The little voice in your head says 'if I am finding this difficult, I must not be very good at it. Clever people don't find things hard'. Negative self-talk can be tough to deal with. If you were talented at school, you may not have found many things particularly difficult. So this little voice in your head - which, by the way, is a very normal and common voice to have - isn't a regular occurrence and makes you feel weird. And so you avoid being in a position where you have to confront that voice head-on. I know that when I start learning something new and am finding it challenging, the little voice telling me 'I'm stupid and that this is a waste of time because I'll never get it' can be quite loud, and quite tiring!
4. You Cannot Accept Feedback Or Criticism
Feedback is a direct acknowledgement that we could have done better, and there is room for improvement. For the clever crew, 'room for improvement' is unacceptable - we are supposed to be clever, and that's the end of it. I know that for me, criticism about my work feels like a direct attack on my sense of self and my identity. Above all, I have categorised myself as someone who doesn't need to improve - I am supposed to have it all up in the old noggin already! Which brings me to my last point:
5. Your Identity Is Tied To Your Achievements
Our lives consist of stories and 'truths' we tell ourselves over the years. We like strawberries. We are female. The list goes on - and these 'truths' form and become the structure for how we see and identify with ourselves. So if you were told you were clever at school, this will have formed a large part of your identity in later life. So when this 'truth' is threatened by a setback or bad grade, we think 'well if I'm not clever, what am I?'
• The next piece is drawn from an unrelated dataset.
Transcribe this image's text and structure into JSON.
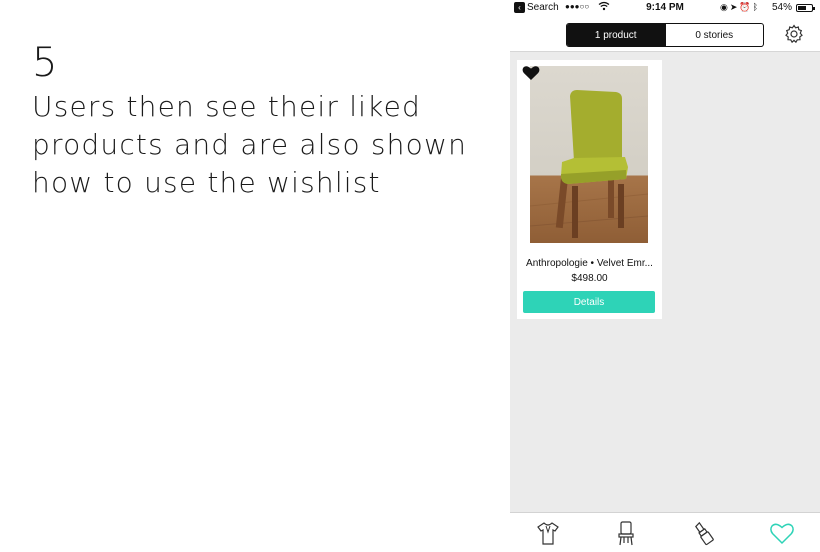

This paints a bit of a sorry picture, and I feel that those with a fixed mindset are often touted in research and the media as 'less than'. This can cause a lot of shame with us Fixed Mindsetters, so I want to dispel that myth right away - if you resonate with these traits, this doesn't mean you are not capable of success and ambition, and it doesn't mean that you are 'worse' than our Growth Mindset cousins. Just as intelligence is not 'fixed', our mindset is not static either, and the vast majority of us move between these two mindsets through our lives.
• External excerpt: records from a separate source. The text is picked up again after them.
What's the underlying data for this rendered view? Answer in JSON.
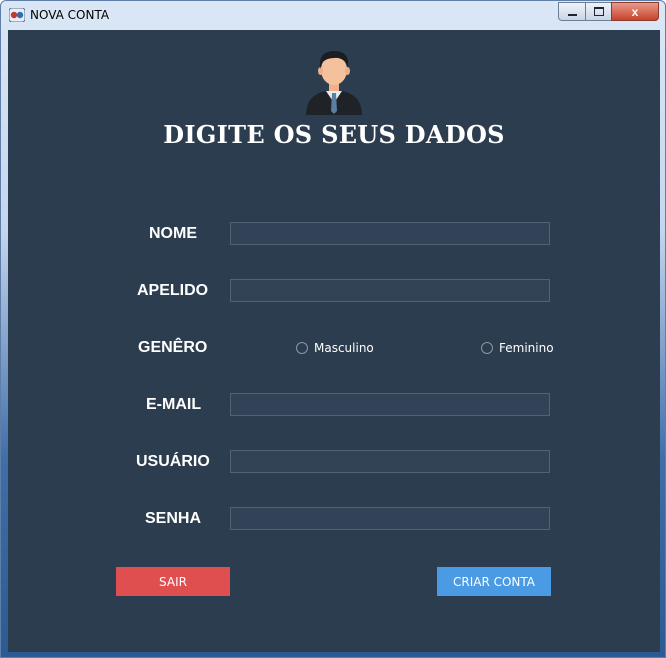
{
  "window": {
    "title": "NOVA CONTA"
  },
  "titlebar_buttons": {
    "close_glyph": "x"
  },
  "form": {
    "heading": "DIGITE OS SEUS DADOS",
    "fields": [
      {
        "label": "NOME",
        "value": ""
      },
      {
        "label": "APELIDO",
        "value": ""
      },
      {
        "label": "E-MAIL",
        "value": ""
      },
      {
        "label": "USUÁRIO",
        "value": ""
      },
      {
        "label": "SENHA",
        "value": ""
      }
    ],
    "gender": {
      "label": "GENÊRO",
      "options": [
        "Masculino",
        "Feminino"
      ],
      "selected": null
    }
  },
  "actions": {
    "exit_label": "SAIR",
    "create_label": "CRIAR CONTA"
  },
  "colors": {
    "background": "#2c3d4f",
    "field_bg": "#334357",
    "exit_button": "#df4f4f",
    "create_button": "#4a9ae4"
  },
  "icons": {
    "window": "app-icon",
    "avatar": "businessman-avatar-icon"
  }
}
However, if you find that these traits are causing you unhappiness and is something you'd like to work on, there are a few things you can try:
1. Notice your discomfort around challenge and hard work, and commit yourself slowly to sticking with the discomfort when it arises. For me, I am learning to play the piano, and I am committing myself to practicing reading sheet music for 15 minutes a day. No-one expects you to just 'handle' the discomfort straight away for an extended period of time. Start small, something easy, and work up from there.
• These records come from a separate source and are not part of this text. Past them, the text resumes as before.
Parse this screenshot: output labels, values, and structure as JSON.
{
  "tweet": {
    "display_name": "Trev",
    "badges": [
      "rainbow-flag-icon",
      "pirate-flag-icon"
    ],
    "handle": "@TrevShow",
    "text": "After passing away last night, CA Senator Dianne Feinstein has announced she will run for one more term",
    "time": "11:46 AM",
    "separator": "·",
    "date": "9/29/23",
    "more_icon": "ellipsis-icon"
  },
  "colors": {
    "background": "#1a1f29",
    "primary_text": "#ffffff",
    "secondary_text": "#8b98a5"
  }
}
2. Try to hand in something that you know has a mistake in it. Whether that be a report to your boss, an essay, or a bloog post, handing things in that are less than perfect is crucial to overcoming a fixed mindset. Nothing is ever perfect, and embracing this fact of life is key.
3. Set goals that are focused on hard work, rather than an end goal. When working at the London School of Economics, I encouraged first-year Law students to set process-driven goals during exam season, rather than an end goal of 'get a first'. Setting goals like 'make 3 pages of notes on a chapter' or 're-read my learnings every morning', are tangible goals that focus on the process of learning and growing. This is so helpful for cultivating a Growth Mindset, which emphasises hard work and challenging oneself as the key indicator of success and achievement. Ultimately, if we work hard at something and put maximum effort in, this is much more important than an arbitrary grade at the end of the year.
Do you feel you resonate with a Fixed Mindset? Would love to hear your experiences!